A song which takes aim at the National Government has been blocked from television and radio and the Electoral Commission says it will take its creator to court if he doesn't remove the song from iTunes.
Concerned with what he calls "the manufactured nature of politics", Darren Watson wrote 'Planet Key' and was then encouraged by his partner to release it.
The song's popularity has been boosted by a satirical video. The video's animator says his creation is a world away from controversial videos - such as the one showing a burning effigy of John Key - that have made headlines recently.
"I made a point of keeping it pretty happy, no hate in there, and Darren and I both talked about that - making it enjoyable," animator Jeremy Jones says.
However, the Electoral Commission sees the song and its video differently, saying that playing them on television or radio is a breach of the Broadcasting Act. They have also said the song and video can't be sold on iTunes unless they are labelled as an election advertisement.
However, Otago University's Professor Andrew Geddis says the Electoral Commission "might've got this one wrong".
"In order to be an electoral advertisement it has to be an advertisement. And in the ordinary English language I don't think you'd regard a song released by a professional songwriter as an advertisement," he says.
Mr Watson says the ruling has highlighted a "huge inconsistency" as many songs are politically charged.

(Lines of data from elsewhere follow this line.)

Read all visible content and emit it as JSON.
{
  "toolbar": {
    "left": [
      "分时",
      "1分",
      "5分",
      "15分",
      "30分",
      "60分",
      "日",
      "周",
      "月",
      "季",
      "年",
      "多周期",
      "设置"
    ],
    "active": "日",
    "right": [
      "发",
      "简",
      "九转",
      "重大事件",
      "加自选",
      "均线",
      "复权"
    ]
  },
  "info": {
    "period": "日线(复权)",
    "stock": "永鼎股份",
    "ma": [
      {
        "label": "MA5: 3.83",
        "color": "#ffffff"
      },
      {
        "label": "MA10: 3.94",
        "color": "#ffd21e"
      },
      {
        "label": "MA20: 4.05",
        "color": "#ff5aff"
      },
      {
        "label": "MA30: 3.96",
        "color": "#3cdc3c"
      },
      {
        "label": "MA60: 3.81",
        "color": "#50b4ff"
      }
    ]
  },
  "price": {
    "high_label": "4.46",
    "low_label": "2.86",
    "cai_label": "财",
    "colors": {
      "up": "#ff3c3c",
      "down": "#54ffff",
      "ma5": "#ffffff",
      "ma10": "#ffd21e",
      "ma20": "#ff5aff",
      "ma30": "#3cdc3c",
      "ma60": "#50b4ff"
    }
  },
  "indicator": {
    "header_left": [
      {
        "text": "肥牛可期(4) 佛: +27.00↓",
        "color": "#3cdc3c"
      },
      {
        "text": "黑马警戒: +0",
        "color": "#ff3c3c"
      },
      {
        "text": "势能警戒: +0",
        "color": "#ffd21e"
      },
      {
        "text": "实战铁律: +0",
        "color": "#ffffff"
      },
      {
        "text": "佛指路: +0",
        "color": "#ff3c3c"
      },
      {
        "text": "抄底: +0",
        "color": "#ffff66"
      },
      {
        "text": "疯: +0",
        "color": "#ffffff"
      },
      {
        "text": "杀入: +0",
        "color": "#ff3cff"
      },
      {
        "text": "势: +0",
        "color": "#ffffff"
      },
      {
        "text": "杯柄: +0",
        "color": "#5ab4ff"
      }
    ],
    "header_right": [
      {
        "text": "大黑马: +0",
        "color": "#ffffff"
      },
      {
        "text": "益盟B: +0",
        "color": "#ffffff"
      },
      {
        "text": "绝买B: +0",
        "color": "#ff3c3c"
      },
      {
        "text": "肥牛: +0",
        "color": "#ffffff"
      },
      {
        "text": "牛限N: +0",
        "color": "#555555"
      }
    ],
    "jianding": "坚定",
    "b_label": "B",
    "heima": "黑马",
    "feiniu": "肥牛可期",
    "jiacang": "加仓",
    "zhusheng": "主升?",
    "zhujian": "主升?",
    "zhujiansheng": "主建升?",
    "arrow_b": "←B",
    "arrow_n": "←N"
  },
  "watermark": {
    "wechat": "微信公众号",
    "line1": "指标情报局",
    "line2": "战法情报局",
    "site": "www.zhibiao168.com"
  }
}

He says he is prepared to contest the decision in court to ensure songs such as his are treated fairly.